*** Block opens ***

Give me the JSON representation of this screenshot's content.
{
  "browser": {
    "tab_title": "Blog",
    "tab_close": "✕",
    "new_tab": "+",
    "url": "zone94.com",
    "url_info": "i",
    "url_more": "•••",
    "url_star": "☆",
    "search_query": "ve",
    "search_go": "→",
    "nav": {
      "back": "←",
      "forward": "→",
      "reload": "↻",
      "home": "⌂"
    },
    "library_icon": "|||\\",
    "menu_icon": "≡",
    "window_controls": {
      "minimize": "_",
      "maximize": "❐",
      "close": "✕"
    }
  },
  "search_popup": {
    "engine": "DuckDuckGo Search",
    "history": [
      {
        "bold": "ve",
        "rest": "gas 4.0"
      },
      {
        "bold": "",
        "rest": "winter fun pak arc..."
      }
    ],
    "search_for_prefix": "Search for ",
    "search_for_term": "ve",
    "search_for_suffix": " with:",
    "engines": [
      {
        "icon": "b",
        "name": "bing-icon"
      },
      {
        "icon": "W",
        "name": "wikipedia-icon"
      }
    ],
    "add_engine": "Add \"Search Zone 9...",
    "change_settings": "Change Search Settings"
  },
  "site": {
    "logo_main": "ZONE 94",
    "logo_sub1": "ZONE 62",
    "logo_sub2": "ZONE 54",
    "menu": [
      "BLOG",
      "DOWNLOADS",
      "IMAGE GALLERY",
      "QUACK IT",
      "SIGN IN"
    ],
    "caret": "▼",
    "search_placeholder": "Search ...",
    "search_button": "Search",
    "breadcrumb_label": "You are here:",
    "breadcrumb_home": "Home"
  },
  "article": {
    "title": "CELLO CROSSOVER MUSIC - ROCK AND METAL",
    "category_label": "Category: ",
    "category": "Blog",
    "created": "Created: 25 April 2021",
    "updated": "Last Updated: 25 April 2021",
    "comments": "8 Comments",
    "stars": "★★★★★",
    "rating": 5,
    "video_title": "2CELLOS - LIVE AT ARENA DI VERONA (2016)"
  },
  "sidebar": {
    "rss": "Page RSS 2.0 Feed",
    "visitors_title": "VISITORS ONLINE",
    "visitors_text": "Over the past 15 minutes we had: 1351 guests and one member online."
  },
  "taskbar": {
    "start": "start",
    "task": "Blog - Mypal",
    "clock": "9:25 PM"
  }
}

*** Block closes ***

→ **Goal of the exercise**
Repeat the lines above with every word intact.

→ **Exercise result**
Give me the JSON representation of this screenshot's content.
{
  "browser": {
    "tab_title": "Blog",
    "tab_close": "✕",
    "new_tab": "+",
    "url": "zone94.com",
    "url_info": "i",
    "url_more": "•••",
    "url_star": "☆",
    "search_query": "ve",
    "search_go": "→",
    "nav": {
      "back": "←",
      "forward": "→",
      "reload": "↻",
      "home": "⌂"
    },
    "library_icon": "|||\\",
    "menu_icon": "≡",
    "window_controls": {
      "minimize": "_",
      "maximize": "❐",
      "close": "✕"
    }
  },
  "search_popup": {
    "engine": "DuckDuckGo Search",
    "history": [
      {
        "bold": "ve",
        "rest": "gas 4.0"
      },
      {
        "bold": "",
        "rest": "winter fun pak arc..."
      }
    ],
    "search_for_prefix": "Search for ",
    "search_for_term": "ve",
    "search_for_suffix": " with:",
    "engines": [
      {
        "icon": "b",
        "name": "bing-icon"
      },
      {
        "icon": "W",
        "name": "wikipedia-icon"
      }
    ],
    "add_engine": "Add \"Search Zone 9...",
    "change_settings": "Change Search Settings"
  },
  "site": {
    "logo_main": "ZONE 94",
    "logo_sub1": "ZONE 62",
    "logo_sub2": "ZONE 54",
    "menu": [
      "BLOG",
      "DOWNLOADS",
      "IMAGE GALLERY",
      "QUACK IT",
      "SIGN IN"
    ],
    "caret": "▼",
    "search_placeholder": "Search ...",
    "search_button": "Search",
    "breadcrumb_label": "You are here:",
    "breadcrumb_home": "Home"
  },
  "article": {
    "title": "CELLO CROSSOVER MUSIC - ROCK AND METAL",
    "category_label": "Category: ",
    "category": "Blog",
    "created": "Created: 25 April 2021",
    "updated": "Last Updated: 25 April 2021",
    "comments": "8 Comments",
    "stars": "★★★★★",
    "rating": 5,
    "video_title": "2CELLOS - LIVE AT ARENA DI VERONA (2016)"
  },
  "sidebar": {
    "rss": "Page RSS 2.0 Feed",
    "visitors_title": "VISITORS ONLINE",
    "visitors_text": "Over the past 15 minutes we had: 1351 guests and one member online."
  },
  "taskbar": {
    "start": "start",
    "task": "Blog - Mypal",
    "clock": "9:25 PM"
  }
}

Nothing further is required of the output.